Element data from apps and pages
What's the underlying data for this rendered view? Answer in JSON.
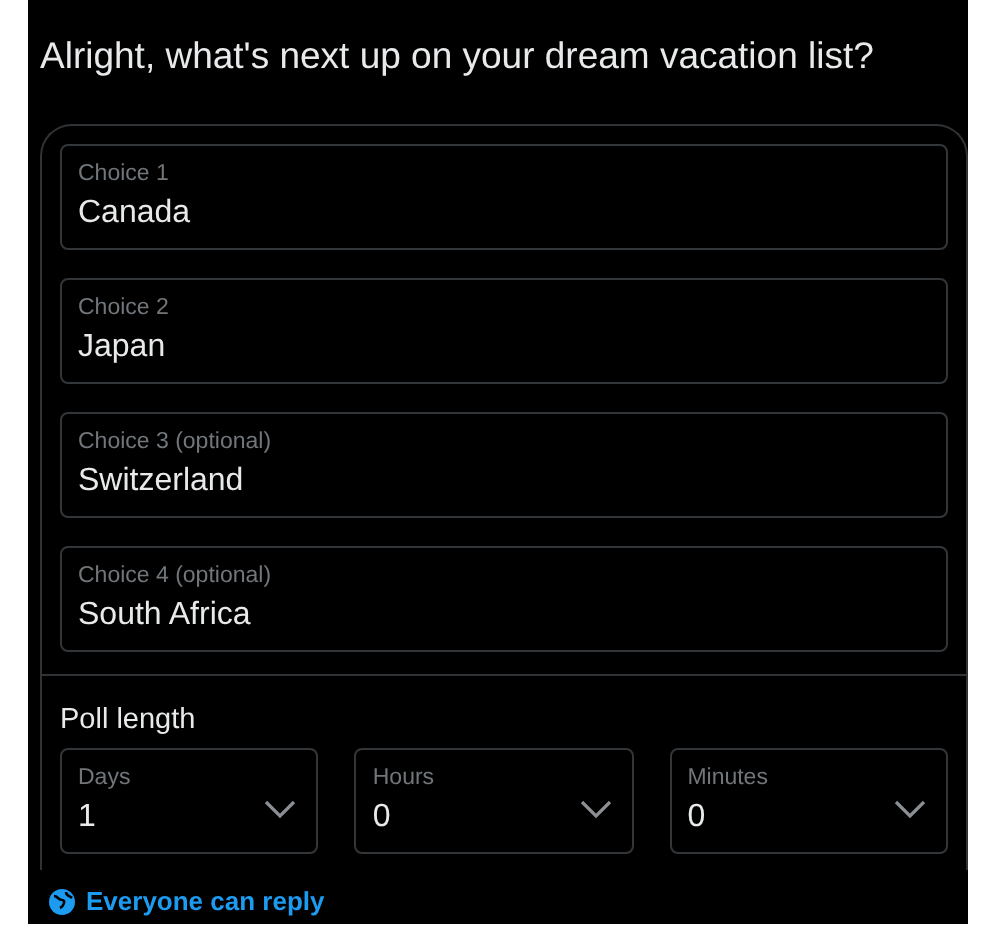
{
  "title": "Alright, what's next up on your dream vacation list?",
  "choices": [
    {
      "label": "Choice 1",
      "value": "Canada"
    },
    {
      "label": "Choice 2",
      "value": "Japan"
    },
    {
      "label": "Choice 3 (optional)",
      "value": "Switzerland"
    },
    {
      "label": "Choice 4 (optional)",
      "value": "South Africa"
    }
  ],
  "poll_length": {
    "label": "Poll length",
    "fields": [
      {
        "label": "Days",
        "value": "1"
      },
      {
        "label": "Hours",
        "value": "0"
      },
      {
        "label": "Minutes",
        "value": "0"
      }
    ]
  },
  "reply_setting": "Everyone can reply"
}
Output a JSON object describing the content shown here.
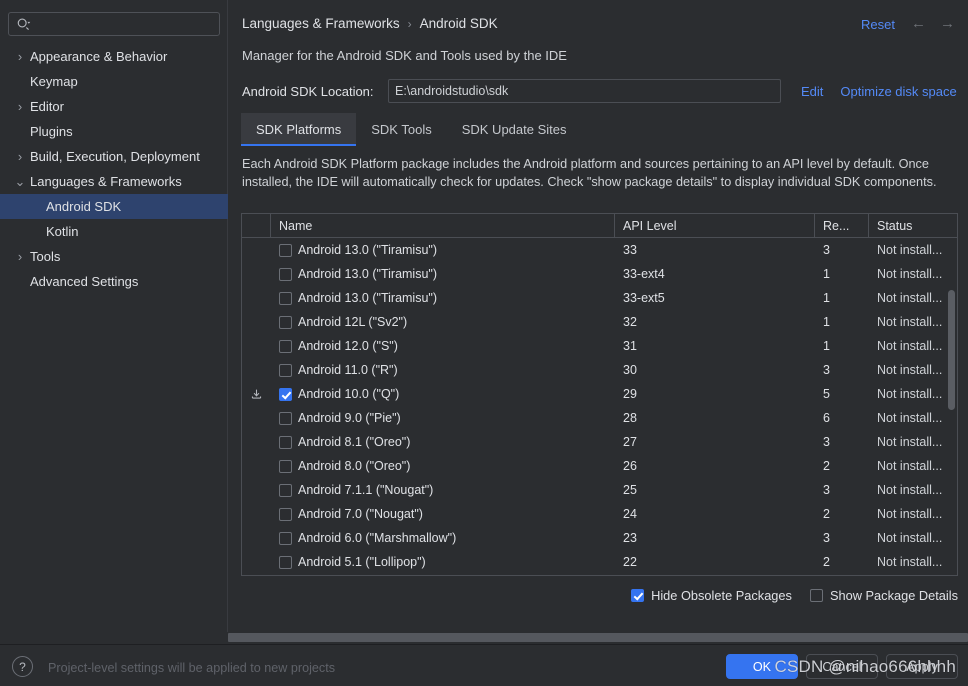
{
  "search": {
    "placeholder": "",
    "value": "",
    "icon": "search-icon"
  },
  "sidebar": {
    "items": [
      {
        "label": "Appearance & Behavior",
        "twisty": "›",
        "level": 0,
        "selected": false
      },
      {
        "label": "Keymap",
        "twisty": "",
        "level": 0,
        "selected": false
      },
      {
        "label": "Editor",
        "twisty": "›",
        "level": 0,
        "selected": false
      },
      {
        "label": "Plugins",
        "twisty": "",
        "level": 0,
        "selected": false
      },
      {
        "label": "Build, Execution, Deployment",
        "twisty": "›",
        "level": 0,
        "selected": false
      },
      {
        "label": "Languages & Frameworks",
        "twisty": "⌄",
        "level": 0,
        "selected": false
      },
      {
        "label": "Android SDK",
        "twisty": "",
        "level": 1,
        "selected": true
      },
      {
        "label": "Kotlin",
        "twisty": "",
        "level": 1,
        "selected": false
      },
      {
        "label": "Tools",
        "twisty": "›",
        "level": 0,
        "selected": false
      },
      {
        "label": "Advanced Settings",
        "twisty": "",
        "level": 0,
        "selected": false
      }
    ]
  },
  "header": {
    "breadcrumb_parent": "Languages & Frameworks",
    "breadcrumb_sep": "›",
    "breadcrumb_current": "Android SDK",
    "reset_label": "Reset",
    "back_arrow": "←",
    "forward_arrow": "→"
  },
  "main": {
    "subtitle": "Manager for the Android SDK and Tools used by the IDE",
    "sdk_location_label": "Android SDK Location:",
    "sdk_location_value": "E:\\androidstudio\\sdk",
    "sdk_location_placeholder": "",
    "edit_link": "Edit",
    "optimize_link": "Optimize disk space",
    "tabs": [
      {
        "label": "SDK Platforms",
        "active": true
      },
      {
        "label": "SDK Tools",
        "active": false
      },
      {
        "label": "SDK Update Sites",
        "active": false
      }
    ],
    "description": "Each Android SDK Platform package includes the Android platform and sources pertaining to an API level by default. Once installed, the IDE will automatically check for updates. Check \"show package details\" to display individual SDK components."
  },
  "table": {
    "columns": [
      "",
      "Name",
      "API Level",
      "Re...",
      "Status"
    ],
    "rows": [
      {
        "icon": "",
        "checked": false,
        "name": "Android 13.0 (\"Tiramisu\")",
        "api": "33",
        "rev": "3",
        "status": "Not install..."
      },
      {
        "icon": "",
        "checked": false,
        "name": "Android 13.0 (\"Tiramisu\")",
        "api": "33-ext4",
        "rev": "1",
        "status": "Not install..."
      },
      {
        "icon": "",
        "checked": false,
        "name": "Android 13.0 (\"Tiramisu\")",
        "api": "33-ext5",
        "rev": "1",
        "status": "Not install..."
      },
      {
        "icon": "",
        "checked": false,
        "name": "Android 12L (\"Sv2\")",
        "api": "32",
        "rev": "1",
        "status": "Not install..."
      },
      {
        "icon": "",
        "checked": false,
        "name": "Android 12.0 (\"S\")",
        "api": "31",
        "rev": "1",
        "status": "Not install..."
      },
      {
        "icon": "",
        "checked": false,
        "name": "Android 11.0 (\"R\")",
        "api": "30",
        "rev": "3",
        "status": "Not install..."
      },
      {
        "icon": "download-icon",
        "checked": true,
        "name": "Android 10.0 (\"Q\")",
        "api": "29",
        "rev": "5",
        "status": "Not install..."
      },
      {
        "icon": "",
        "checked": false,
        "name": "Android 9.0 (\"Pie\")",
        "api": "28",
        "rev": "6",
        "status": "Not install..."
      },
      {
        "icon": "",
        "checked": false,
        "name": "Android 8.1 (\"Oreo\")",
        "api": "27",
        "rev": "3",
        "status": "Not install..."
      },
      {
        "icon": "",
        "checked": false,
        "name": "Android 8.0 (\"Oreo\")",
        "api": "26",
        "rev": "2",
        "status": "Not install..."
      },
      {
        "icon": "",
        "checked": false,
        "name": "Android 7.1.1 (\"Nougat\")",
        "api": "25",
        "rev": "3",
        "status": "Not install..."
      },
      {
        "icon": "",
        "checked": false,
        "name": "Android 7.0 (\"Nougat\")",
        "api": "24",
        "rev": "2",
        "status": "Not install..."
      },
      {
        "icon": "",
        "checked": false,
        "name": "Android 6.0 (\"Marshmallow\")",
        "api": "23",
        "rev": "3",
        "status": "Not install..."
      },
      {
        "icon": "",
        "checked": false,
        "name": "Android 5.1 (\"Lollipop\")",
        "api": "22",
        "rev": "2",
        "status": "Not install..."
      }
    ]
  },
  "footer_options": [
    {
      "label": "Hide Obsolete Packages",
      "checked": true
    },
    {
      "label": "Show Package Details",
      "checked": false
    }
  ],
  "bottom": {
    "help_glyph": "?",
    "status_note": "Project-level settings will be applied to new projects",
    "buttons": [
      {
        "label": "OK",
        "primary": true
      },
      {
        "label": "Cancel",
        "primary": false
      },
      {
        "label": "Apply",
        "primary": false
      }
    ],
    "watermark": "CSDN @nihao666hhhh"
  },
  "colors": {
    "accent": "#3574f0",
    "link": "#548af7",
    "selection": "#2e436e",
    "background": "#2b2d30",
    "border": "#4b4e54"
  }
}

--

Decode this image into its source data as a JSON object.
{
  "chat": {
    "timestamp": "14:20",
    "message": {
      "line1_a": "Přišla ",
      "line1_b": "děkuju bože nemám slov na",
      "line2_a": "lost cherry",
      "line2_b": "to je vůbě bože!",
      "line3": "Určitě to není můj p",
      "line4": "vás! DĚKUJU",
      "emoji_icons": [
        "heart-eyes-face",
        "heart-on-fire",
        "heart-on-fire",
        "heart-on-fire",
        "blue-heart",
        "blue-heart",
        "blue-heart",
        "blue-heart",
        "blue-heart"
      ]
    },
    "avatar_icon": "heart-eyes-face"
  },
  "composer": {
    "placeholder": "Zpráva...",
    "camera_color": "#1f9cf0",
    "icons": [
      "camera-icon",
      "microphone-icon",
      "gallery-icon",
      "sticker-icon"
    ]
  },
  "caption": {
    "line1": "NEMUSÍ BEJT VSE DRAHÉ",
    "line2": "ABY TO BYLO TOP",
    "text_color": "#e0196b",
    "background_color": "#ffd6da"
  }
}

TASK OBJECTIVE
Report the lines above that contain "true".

YOUR RESPONSE
        "selected": true
        "active": true
        "checked": true,
      "checked": true
        "primary": true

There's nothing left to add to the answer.